As a baby namer, do you think this profession has a future? Are there many baby namers in the US? Do you think it could be a useful and relevant job anywhere else? After all there are so many websites, books, apps, forums and boards about baby names, and people around the world seem to rely so much on their family members as well. I’ve heard there are only celebrities searching for a professional baby namer’s advice, would you say it’s true?
Does baby naming require good mathematic skills? As a baby namer, can you do all your work online? That’s a pretty important criterion for me as for my job, because I myself am blind and have several other disorders with which actually the only way I can work functionally is from home. And, rather just of curiosity – I’ve read somewhere that a baby namer can be paid 30,000 dollars for naming a baby. That sounds quite unbelievable, or maybe I am just too skeptical. 😀 Is it really true? What do they do so special that people are willing to pay so much?
Dear Emilia, 🙂
These are great questions and I hope to answer the best I can, at least for here in the United States. I believe there are people who consider themselves “baby namers” and make a career out of it. Perhaps someone has charged $30,000 for it, but I’d venture to guess that would be only for the elite or famous. Just like Hollywood psychics, gurus, and other advisors that cater to the rich and famous – if that’s the clientele you want to reach, you probably have to have some kind of connection or “in.” You also have to establish yourself as an expert in the field. But all it takes is one client to say you’re wonderful to the press, and that is established. Because you’re not located in the U.S. I think that would be a very difficult clientele for you to reach.
Now I’ll tell you my experience in the business. Being that we had the traffic, the perfect customers, and the credibility/authority, we tried doing personal name consulting for a couple of years. We experimented with the fees and charged anywhere between $95 to $795 per consultation. We found that the more we charged, the less orders we got from the general public. Mind you, that’s with MILLIONS of people visiting our site per month.

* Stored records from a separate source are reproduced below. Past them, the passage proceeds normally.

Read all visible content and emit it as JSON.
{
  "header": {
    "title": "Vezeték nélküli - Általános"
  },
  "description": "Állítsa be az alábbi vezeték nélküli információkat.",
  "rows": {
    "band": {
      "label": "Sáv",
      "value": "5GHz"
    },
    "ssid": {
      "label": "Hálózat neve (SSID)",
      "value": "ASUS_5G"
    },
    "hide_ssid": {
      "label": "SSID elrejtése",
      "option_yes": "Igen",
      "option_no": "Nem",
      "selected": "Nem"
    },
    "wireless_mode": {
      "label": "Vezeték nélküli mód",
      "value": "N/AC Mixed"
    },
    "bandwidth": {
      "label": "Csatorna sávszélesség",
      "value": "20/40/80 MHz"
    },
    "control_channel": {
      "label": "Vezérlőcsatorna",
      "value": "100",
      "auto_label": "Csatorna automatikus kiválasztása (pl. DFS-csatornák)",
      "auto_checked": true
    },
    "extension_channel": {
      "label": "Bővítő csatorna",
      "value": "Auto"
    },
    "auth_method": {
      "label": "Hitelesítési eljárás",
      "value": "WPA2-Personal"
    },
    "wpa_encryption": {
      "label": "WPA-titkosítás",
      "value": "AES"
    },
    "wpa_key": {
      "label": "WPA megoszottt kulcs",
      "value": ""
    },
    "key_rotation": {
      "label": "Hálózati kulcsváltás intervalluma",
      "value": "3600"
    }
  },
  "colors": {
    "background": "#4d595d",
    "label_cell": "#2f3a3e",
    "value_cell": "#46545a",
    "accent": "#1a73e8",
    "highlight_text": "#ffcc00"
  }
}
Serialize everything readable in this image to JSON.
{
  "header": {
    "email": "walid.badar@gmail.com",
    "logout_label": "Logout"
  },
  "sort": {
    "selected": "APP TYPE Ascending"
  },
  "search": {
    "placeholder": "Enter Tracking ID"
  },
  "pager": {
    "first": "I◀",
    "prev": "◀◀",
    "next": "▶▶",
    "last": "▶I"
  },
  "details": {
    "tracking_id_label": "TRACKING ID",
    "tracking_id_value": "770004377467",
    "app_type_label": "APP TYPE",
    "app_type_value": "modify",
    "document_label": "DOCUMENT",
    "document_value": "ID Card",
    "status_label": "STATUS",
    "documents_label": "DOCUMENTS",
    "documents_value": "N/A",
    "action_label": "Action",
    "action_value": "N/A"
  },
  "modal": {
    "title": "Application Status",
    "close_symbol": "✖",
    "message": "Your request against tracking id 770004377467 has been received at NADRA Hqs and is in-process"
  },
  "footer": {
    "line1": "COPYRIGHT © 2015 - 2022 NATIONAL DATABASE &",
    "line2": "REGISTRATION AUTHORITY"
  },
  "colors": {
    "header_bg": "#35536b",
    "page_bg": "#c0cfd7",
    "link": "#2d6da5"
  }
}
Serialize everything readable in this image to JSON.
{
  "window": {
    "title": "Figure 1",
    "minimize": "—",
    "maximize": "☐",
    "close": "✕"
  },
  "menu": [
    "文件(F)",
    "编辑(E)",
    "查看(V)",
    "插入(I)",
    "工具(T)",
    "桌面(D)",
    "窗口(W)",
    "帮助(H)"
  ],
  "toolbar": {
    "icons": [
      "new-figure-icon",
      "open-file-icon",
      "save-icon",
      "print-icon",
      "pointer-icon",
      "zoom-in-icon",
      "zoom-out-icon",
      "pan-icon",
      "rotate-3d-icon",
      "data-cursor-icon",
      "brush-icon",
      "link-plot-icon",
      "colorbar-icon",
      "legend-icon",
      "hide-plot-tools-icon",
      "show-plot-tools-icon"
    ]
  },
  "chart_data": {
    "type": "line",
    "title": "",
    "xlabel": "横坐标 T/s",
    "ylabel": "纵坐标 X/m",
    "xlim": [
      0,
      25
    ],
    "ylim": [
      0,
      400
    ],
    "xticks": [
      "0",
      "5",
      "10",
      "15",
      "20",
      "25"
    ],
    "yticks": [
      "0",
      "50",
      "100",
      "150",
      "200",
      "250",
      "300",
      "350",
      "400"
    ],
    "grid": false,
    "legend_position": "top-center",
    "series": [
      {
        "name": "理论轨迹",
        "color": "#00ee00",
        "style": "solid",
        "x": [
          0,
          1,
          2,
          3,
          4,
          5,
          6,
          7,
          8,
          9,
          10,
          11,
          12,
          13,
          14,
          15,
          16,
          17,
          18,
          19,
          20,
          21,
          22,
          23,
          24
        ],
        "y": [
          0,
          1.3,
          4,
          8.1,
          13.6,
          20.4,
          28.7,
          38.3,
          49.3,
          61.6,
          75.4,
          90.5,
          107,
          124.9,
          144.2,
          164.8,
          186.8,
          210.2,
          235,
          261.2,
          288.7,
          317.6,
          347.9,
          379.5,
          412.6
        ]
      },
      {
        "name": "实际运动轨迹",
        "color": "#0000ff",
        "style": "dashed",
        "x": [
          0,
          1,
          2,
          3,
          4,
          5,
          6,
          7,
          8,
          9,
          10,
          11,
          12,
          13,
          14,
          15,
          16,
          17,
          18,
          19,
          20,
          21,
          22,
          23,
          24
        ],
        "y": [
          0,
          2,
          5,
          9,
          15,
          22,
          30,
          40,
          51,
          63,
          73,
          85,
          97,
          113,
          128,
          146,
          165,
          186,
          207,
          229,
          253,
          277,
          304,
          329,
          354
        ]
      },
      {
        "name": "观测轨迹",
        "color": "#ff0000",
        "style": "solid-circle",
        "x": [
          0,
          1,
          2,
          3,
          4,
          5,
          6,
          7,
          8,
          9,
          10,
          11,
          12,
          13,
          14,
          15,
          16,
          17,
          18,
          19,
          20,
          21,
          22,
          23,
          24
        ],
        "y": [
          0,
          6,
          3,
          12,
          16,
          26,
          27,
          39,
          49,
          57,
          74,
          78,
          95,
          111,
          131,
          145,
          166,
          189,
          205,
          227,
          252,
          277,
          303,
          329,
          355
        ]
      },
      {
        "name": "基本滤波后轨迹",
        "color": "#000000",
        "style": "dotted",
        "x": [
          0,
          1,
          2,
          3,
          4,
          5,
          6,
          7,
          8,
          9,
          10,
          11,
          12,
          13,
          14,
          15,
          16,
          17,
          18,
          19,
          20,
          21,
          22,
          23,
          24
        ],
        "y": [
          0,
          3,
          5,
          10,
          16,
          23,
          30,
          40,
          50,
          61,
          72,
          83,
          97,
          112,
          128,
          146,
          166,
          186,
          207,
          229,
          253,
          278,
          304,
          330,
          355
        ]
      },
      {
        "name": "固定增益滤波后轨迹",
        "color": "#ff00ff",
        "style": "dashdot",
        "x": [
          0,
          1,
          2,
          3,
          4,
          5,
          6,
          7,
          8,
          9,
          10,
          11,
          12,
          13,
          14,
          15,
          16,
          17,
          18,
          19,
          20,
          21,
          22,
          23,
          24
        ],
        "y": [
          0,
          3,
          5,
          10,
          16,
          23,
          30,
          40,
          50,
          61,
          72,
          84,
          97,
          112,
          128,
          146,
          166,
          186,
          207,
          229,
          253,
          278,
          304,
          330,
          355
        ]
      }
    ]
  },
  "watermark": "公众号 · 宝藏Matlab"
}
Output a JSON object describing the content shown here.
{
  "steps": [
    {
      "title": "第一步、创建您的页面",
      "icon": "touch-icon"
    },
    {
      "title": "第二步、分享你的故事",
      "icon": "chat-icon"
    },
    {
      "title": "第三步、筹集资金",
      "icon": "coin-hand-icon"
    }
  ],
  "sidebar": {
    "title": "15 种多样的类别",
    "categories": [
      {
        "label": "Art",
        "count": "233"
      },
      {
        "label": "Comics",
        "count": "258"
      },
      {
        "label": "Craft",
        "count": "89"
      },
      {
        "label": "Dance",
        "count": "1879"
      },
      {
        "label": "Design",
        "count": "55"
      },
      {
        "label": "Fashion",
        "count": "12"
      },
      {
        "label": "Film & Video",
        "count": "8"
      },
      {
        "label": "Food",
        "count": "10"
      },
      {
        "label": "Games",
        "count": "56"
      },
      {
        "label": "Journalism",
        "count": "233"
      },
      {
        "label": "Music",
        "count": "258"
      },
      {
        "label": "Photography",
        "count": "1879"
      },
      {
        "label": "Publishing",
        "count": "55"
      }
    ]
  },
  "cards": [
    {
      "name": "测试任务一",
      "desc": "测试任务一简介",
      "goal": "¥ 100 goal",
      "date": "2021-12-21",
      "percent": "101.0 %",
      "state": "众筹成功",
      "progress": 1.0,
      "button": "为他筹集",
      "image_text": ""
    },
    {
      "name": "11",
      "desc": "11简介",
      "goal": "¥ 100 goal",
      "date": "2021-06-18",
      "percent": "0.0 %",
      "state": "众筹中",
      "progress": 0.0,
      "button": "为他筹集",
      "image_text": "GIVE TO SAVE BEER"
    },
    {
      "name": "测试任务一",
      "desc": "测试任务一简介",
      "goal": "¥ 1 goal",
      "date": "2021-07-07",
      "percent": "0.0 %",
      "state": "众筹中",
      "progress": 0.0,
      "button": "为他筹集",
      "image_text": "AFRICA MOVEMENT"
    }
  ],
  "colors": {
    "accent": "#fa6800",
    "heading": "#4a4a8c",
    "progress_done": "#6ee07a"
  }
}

For those who did hire us, about 80% was after the baby was born, when they were panicked because they could not agree or decide on a name. A couple clients were not the parents but the in-laws/grandparents who wanted us to talk the couple out of a name–or basically support them in their baby name views. When the actual parents hired us, it went one of two ways:
1. They already had a name that they wanted validated by a “baby name professional” because either they didn’t agree on it, or something put doubt in their heads about the name. No matter what we said, they just wanted us to agree with them…
2. We got into the never-ending circle of suggesting names for their baby and the parents vetoing the names, for any number of reasons. Perhaps because of #1, or maybe because we just didn’t know them well enough to know their personality.
My conclusion to shut down the consulting service was this: no one can really choose a baby name but you. You know your history, your likes, your dislikes, your preferences, your family and friends’ names, that “guy you don’t like at the office” etc. We can’t possibly know all of that. Parents can get input, but ultimately they need to do the work and come up with a baby name themselves that they love.
That being said, I think there is value to input. Can it be a career here in the U.S.? Possibly – but until you’ve built up some notoriety and expertise, I’d say keep your day job and do it on the side. I’m sorry I cannot speak to the culture or careers in Poland.
Jennifer Moss (she/her) is the founder of BabyNames.com, author of The Baby Names Workbook, and Producer of The Baby Names Podcast. Jennifer is widely regarded as the leading expert on popular baby name trends and the naming process, serving as the authoritative source on the subject for national and international media.
Jennifer entered the tech arena in the 80s as a software developer and database architect, and became a pioneer in the Internet industry. In addition to operating BabyNames.com, Jennifer owns a web development agency in central California.